# Task instructions
Copy, from the entries below, each line where the word "preview" can be found.

··· Data for this task ···

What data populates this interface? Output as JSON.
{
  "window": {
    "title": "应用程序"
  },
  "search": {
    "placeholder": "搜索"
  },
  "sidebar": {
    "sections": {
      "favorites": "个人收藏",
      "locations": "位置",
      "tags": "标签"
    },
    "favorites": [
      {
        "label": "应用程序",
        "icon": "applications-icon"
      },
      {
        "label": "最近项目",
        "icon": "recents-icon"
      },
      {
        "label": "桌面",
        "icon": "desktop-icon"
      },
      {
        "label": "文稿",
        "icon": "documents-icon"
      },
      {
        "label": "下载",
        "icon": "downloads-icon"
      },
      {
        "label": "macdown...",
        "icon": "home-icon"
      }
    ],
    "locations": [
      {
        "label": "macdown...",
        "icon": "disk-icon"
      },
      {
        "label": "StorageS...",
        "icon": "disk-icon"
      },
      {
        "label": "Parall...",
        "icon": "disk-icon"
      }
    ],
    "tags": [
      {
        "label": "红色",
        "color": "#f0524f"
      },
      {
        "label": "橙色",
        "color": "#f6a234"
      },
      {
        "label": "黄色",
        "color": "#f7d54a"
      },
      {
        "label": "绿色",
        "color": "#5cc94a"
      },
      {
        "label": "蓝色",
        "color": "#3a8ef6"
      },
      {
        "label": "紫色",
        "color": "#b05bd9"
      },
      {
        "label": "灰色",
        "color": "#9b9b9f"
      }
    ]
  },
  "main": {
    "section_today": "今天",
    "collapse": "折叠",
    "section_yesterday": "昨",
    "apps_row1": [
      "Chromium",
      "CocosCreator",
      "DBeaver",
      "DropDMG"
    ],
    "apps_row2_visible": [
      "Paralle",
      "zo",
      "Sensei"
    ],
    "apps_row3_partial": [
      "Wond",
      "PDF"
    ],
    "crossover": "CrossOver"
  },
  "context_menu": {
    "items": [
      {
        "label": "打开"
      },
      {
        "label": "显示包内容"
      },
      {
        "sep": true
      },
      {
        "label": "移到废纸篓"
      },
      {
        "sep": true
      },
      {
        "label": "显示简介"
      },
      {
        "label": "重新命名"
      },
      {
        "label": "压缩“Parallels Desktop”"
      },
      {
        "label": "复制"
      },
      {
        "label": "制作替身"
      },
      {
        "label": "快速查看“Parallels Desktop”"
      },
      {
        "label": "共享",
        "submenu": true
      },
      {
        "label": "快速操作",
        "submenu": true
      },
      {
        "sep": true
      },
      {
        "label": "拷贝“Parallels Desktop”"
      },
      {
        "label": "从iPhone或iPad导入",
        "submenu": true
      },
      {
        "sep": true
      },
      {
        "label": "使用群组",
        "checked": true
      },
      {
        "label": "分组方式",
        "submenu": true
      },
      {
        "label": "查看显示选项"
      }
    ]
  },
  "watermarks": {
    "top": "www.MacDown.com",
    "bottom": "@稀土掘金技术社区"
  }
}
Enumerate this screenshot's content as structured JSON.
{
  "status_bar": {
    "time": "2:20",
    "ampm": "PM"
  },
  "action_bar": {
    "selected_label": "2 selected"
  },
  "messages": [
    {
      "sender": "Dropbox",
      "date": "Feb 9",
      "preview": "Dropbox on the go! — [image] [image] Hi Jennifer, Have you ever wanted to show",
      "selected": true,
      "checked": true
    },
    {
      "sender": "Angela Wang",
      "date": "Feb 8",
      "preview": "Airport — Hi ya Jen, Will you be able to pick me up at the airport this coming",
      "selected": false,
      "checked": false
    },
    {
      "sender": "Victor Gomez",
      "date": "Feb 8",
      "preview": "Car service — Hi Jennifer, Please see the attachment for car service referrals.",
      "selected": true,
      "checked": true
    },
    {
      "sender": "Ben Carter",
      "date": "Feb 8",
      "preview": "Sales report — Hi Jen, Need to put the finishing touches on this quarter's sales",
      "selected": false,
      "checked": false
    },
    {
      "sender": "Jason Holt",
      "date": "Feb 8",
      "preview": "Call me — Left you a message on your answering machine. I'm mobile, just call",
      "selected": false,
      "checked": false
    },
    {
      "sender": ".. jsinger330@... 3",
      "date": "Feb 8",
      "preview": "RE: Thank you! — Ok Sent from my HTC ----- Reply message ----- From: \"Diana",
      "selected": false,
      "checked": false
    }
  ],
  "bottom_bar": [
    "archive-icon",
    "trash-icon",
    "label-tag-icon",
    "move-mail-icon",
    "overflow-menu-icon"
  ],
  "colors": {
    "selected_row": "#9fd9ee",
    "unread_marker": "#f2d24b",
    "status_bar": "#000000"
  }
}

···

# Answer to the problem
      "preview": "Dropbox on the go! — [image] [image] Hi Jennifer, Have you ever wanted to show",
      "preview": "Airport — Hi ya Jen, Will you be able to pick me up at the airport this coming",
      "preview": "Car service — Hi Jennifer, Please see the attachment for car service referrals.",
      "preview": "Sales report — Hi Jen, Need to put the finishing touches on this quarter's sales",
      "preview": "Call me — Left you a message on your answering machine. I'm mobile, just call",
      "preview": "RE: Thank you! — Ok Sent from my HTC ----- Reply message ----- From: \"Diana",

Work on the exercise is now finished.